In order to “improve housing outcomes for Australians”, the federal government has released draft legislation to help establish a new Commonwealth entity.
Minister for Revenue and Finance Services Kelly O’Dwyer (who is also the acting Treasurer while Treasurer Scott Morrison is on leave this week) launched a public consultation on the draft legislation that will establish the National Housing Finance and Investment Corporation (NHFIC) as part of the Turnbull government’s Reducing Pressure on Housing Affordability plan.
The initiative, announced in the 2017-18 federal budget, will provide the NHFIC a financial intermediary with the capacity to administer $1 billion National Housing Infrastructure Facility (NHIF) to help fund the development of affordable housing.
Functioning as a “corporate Commonwealth entity”, the NHFIC will be governed by a “skills-based” board consisting of a chair and between four and six other members.
Its functions will include making loans, investments and grants to improve, directly or indirectly, housing outcomes, and setting terms and conditions for such loans, investments and grants.
Further, the initiative will help establish an affordable housing bond aggregator to “improve the efficiency of community housing providers”.
An investment mandate will also be issued alongside the draft legislation that will outline performance expectations surrounding decision-making criteria, risk and return on investment, but will not direct the NHFIC in relation to “specific investments”.
The bill contains provisions that will ensure that liabilities are guaranteed by the government, and it also outlines the functions of the prospective NHFIC board.
Also noted is that the government will review the initiative three years after its commencement.
In a pre-budget submission, however, the Housing Industry Association (HIA) stated that the government’s plan is not enough to deliver the desired outcome.
HIA called for an increase to the $1 billion funding of the NHFIC to help the body investigate new opportunities that will help reduce upfront costs for first home buyers (FHBs).
“New home buyers are required to make significant upfront contributions to the funding of community infrastructure,” the HIA noted.
“As the cost of land increases, the tax take from these home buyer levies grows and, in the last decade, they have become one of the key barriers to delivering more affordable housing in all forms.”

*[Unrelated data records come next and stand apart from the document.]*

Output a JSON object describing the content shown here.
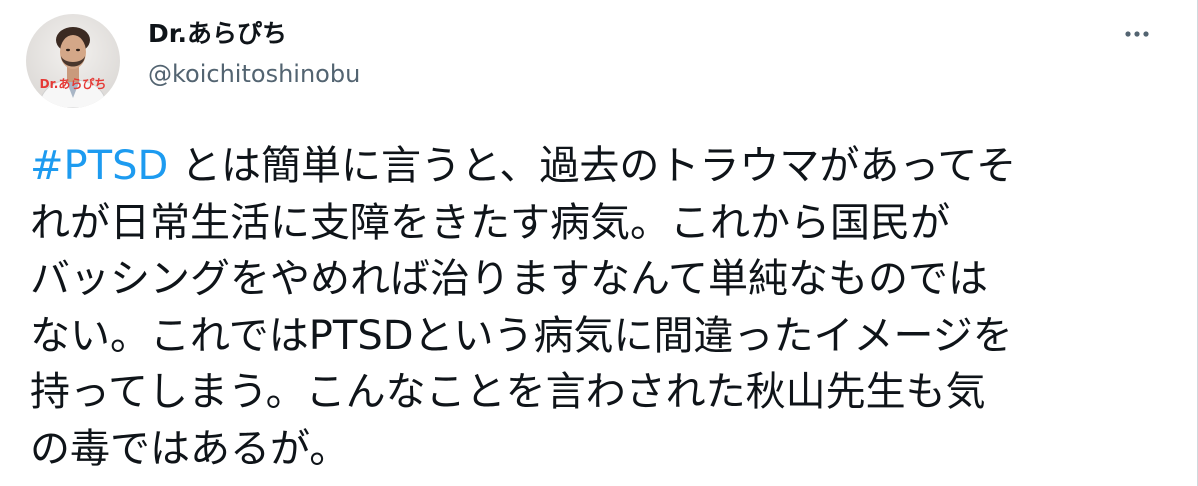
{
  "tweet": {
    "author": {
      "display_name": "Dr.あらぴち",
      "handle": "@koichitoshinobu",
      "avatar_overlay_text": "Dr.あらぴち"
    },
    "more_icon": "more-horizontal-icon",
    "hashtag": "#PTSD",
    "text_lines": [
      " とは簡単に言うと、過去のトラウマがあってそ",
      "れが日常生活に支障をきたす病気。これから国民が",
      "バッシングをやめれば治りますなんて単純なものでは",
      "ない。これではPTSDという病気に間違ったイメージを",
      "持ってしまう。こんなことを言わされた秋山先生も気",
      "の毒ではあるが。"
    ],
    "colors": {
      "text": "#0f1419",
      "secondary": "#536471",
      "link": "#1d9bf0"
    }
  }
}
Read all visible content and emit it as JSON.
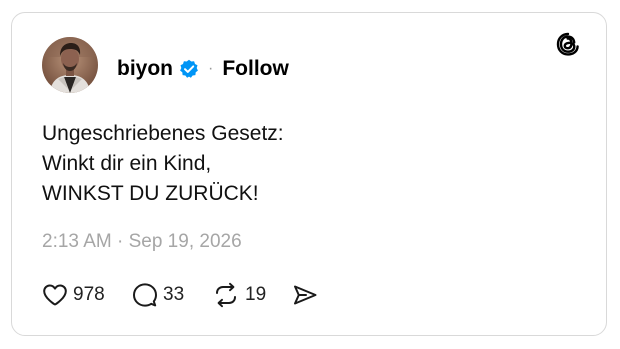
{
  "post": {
    "username": "biyon",
    "follow_label": "Follow",
    "separator": "·",
    "text_lines": [
      "Ungeschriebenes Gesetz:",
      "Winkt dir ein Kind,",
      "WINKST DU ZURÜCK!"
    ],
    "timestamp": "2:13 AM · Sep 19, 2026",
    "likes": "978",
    "comments": "33",
    "reposts": "19"
  },
  "icons": {
    "logo": "threads-logo-icon",
    "verified": "verified-badge-icon",
    "like": "heart-icon",
    "comment": "comment-bubble-icon",
    "repost": "repost-icon",
    "share": "send-icon"
  },
  "colors": {
    "verified_badge": "#0095f6",
    "timestamp": "#a6a6a6",
    "border": "#d9d9d9"
  }
}
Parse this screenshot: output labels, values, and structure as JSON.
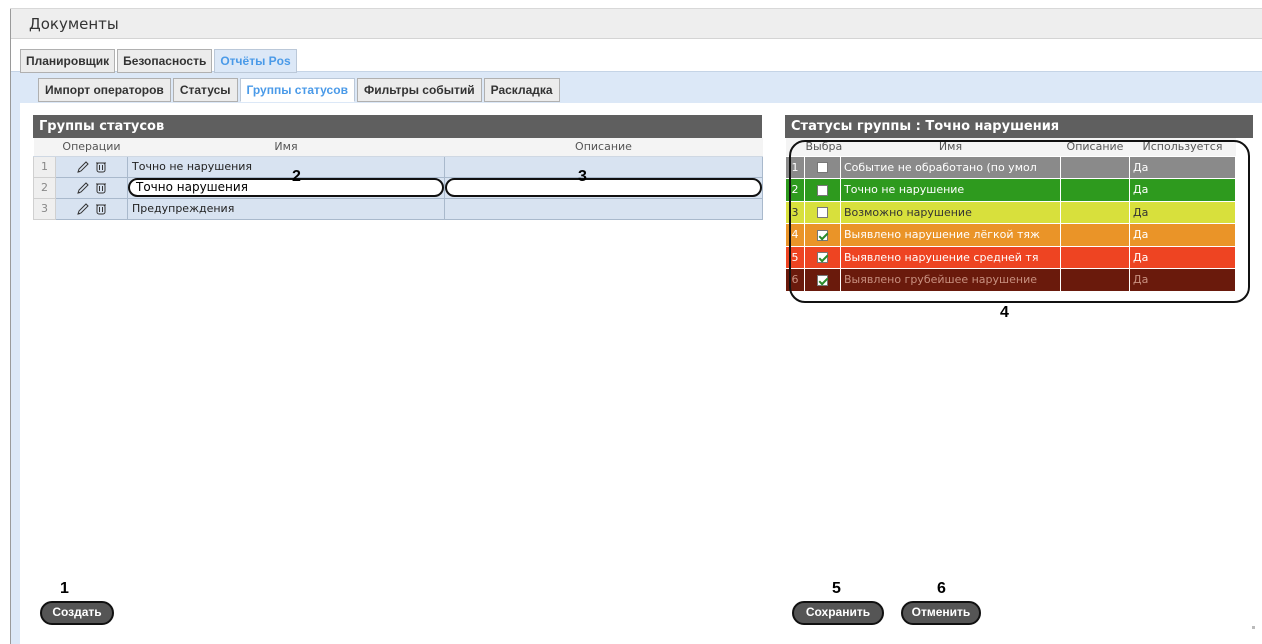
{
  "window": {
    "title": "Документы"
  },
  "main_tabs": [
    {
      "label": "Планировщик",
      "active": false
    },
    {
      "label": "Безопасность",
      "active": false
    },
    {
      "label": "Отчёты Pos",
      "active": true
    }
  ],
  "sub_tabs": [
    {
      "label": "Импорт операторов",
      "active": false
    },
    {
      "label": "Статусы",
      "active": false
    },
    {
      "label": "Группы статусов",
      "active": true
    },
    {
      "label": "Фильтры событий",
      "active": false
    },
    {
      "label": "Раскладка",
      "active": false
    }
  ],
  "groups_panel": {
    "title": "Группы статусов",
    "columns": {
      "ops": "Операции",
      "name": "Имя",
      "description": "Описание"
    },
    "rows": [
      {
        "num": "1",
        "name": "Точно не нарушения",
        "description": ""
      },
      {
        "num": "2",
        "name": "Точно нарушения",
        "description": ""
      },
      {
        "num": "3",
        "name": "Предупреждения",
        "description": ""
      }
    ]
  },
  "statuses_panel": {
    "title": "Статусы группы : Точно нарушения",
    "columns": {
      "select": "Выбра",
      "name": "Имя",
      "description": "Описание",
      "used": "Используется"
    },
    "rows": [
      {
        "num": "1",
        "checked": false,
        "name": "Событие не обработано (по умол",
        "description": "",
        "used": "Да",
        "color": "#8a8a8a",
        "text_color": "#ffffff"
      },
      {
        "num": "2",
        "checked": false,
        "name": "Точно не нарушение",
        "description": "",
        "used": "Да",
        "color": "#2e9a1e",
        "text_color": "#ffffff"
      },
      {
        "num": "3",
        "checked": false,
        "name": "Возможно нарушение",
        "description": "",
        "used": "Да",
        "color": "#d8e03c",
        "text_color": "#333333"
      },
      {
        "num": "4",
        "checked": true,
        "name": "Выявлено нарушение лёгкой тяж",
        "description": "",
        "used": "Да",
        "color": "#ea9428",
        "text_color": "#ffffff"
      },
      {
        "num": "5",
        "checked": true,
        "name": "Выявлено нарушение средней тя",
        "description": "",
        "used": "Да",
        "color": "#ee4422",
        "text_color": "#ffffff"
      },
      {
        "num": "6",
        "checked": true,
        "name": "Выявлено грубейшее нарушение",
        "description": "",
        "used": "Да",
        "color": "#6a1a0c",
        "text_color": "#c89080"
      }
    ]
  },
  "buttons": {
    "create": "Создать",
    "save": "Сохранить",
    "cancel": "Отменить"
  },
  "markers": {
    "m1": "1",
    "m2": "2",
    "m3": "3",
    "m4": "4",
    "m5": "5",
    "m6": "6"
  },
  "icons": {
    "edit": "pencil-icon",
    "delete": "trash-icon"
  }
}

Stakeholders have been invited to publish submissions addressing the draft exposure bill or related material before 9am on 22 January.